“We didn’t lose (Tlingit traditions) until the late ‘40s and ‘50s,” she said.
That’s when the Alaska Highway arrived in the southern Yukon along with more white schools, white laws and white ways of life.
“There they were forbidden to speak their language or teach their spiritual ways,” she said.
“To be a First Nations was a big no-no.”
But Kane was a rock throughout.
She continued her life through a century that would force Tlingit out of the everyday.
She was a quiet woman who held on to her traditions as if the world was not changing rapidly around her.
Kane would rarely comment on the changes, said her friend. She simply kept the Tlingit way of life going by example.
“She lived her culture,” said her friend.
No one realizes the lost world she symbolizes, she said.
“Nobody recognizes that. None of her relatives recognize what she was, and how she was.”
Her quiet and soft-spoken nature hid her depth.
“She’s 10 times the people we have today.”
Younger generations don’t realize the loss Kane represents.

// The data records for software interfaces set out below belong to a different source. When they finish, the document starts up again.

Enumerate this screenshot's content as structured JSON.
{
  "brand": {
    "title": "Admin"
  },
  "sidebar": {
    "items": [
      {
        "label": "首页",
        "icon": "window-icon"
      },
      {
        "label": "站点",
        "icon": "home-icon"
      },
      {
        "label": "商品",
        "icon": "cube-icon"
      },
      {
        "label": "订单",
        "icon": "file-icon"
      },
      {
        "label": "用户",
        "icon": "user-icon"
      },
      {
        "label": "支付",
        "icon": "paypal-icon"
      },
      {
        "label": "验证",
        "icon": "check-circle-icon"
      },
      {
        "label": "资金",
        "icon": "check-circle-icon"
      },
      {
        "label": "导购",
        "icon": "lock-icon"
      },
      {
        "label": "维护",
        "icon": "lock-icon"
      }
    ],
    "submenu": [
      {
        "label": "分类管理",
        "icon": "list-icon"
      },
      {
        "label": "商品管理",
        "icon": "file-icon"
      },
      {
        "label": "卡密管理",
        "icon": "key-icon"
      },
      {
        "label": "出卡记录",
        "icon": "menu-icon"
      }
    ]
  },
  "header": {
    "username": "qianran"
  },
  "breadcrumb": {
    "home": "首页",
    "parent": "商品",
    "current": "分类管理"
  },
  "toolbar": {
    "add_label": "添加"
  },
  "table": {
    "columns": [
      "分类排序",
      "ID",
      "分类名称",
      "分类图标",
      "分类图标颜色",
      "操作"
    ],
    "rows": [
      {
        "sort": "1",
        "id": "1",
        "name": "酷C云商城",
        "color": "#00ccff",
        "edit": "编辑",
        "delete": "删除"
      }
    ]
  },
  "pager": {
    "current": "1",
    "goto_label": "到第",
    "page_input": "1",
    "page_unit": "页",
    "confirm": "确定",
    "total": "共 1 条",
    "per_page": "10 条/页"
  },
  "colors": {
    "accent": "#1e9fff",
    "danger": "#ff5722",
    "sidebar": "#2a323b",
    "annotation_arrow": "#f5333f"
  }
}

“They don’t realize what a person she was because they’ve gone through a white man’s school.”
The Slim family was well known in Carcross, where Kane spent most of her life.
“That family was so prominent in the communities and they still have grandchildren and great-grandchildren there,” said the elder.
Her brother, Frank Slim, used to man a steamboat that travelled the Yukon River.
Generosity and trust were the mainstays of her life, as they had been when she was born.
“She was a very kind person, she never said a bad word to anyone,” said her daughter Dora Kane-Dunphy-Lautamus.
“If someone was needy, she would take them in,” said Kane.
“She’d rather give than receive,” she added.
Kane later married a Tutchone man from Champagne/Aishihik and moved to the area.
She enjoyed sewing and preferred the background over the spotlight, said Kane.
“She loved music while she was sewing, so all her children play instruments,” she said.
The elder would make her own skin and sew the traditional Tlingit way, said Kane.
Recently, the great-grandmother had to move to Whitehorse.
“I was her homecare provider in Whitehorse,” said her daughter.
In her ‘90s, Kane remained a kindhearted person.
“She’d eat anything and never complained,” said Kane. “She wasn’t difficult to live with.”
In her later years, Kane would take her mother on rides to Haines Junction.
“When your eyes diminish, you can’t sew anymore,” said Kane.
The elder could walk until a week ago, when she was hospitalized for stomach pain.
She died peacefully with family.
Her burial took place on November 13 in Champagne.
She was one of the oldest Tlingit women in the Yukon, said her friend.
And it was her traditions that kept her going, she said.
Kane was one of the unique people who kept to her culture, said her friend.
“That’s why Lilly Kane lived as long as she did.”
Contact James Munson at firstname.lastname@example.org